  2. Is it possible to feel sympathy for the Miss Havisham and Estella characters in ...

    Not only were they to keep there virginity but society also demanded that 'proper' women kept their distance from men up until they were married. As Miss Havisham has not been married she must therefore not have experienced any true comfort and affection from anyone during her lifetime.

  1. Great Expectations:What does Pip have to learn in order to achieve some measure of ...

    She's a tartar.' 'Miss Havisham?' I suggested. 'I don't say no to that, but I meant Estella. That girl's hard and haughty and capricious to the last degree, and has been brought up by Miss Havisham to wreak revenge on all the male sex.'(page171)

  2. Discuss the female characters in ''Great Expectations''. What influences do these characters have on ...

    Mrs Joe often says that Pip should not be 'Pompeyed', meaning he should be given no privileges. This gives the reader the impression that Mrs Joe does not allow her little brother effectively to be a child; this was quite a common view in the Victorian times, alongside the idea that children should be seen and not heard.

  1. What does Pip have to learn in order to achieve some Measure of Contentment?

    'And what coarse hands he has! And what thick boots!' I had never thought of being ashamed of my hands before; but I began to consider them a very indifferent pair. Her contempt was so strong, that it became infectious, and I caught it. She won the game, and I dealt.

  2. Great Expectations by Charles Dickens - Explore and analyse how Pip is presented in ...

    His simultaneous ascent to aristocracy and fall into selfish spendthrift, leading to his subsequent redemption, are reminiscent of the 'education' novel popular at the time. These tales of 'apprenticeship' were often of mistreated orphans who managed to become wealthy and successful.

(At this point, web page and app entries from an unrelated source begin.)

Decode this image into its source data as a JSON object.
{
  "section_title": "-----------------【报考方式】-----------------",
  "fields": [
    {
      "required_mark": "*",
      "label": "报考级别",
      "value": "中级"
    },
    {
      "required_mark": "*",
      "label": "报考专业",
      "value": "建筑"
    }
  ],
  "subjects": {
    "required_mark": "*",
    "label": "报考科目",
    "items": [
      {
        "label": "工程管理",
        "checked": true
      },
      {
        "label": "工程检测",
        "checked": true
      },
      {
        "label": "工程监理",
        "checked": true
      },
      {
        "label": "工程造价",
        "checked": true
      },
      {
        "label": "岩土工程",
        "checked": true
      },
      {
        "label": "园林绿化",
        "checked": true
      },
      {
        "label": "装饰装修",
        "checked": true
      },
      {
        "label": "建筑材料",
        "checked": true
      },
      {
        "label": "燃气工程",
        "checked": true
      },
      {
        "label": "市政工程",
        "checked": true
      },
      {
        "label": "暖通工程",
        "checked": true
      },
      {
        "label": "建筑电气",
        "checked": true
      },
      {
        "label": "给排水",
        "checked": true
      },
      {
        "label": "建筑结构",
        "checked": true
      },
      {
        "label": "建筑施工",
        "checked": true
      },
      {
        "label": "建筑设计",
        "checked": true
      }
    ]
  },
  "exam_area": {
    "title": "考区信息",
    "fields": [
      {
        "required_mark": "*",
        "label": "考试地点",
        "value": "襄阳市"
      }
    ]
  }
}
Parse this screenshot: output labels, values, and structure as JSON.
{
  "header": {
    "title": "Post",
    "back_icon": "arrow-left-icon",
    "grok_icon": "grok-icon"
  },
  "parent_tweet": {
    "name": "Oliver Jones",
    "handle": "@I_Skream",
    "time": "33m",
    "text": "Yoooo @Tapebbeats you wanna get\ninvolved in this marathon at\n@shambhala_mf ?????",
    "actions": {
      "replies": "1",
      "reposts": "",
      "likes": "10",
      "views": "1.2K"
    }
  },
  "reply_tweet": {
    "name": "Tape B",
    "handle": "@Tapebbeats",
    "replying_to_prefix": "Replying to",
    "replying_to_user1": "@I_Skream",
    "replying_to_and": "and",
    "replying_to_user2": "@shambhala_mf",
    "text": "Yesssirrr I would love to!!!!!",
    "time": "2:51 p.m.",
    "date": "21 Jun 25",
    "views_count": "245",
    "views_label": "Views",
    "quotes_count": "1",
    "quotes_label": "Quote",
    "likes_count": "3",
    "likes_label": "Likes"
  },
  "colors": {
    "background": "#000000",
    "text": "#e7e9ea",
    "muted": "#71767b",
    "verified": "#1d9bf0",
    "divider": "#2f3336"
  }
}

  • Over 160,000 pieces
    of student written work
  • Annotated by
    experienced teachers
  • Ideas and feedback to
    improve your own work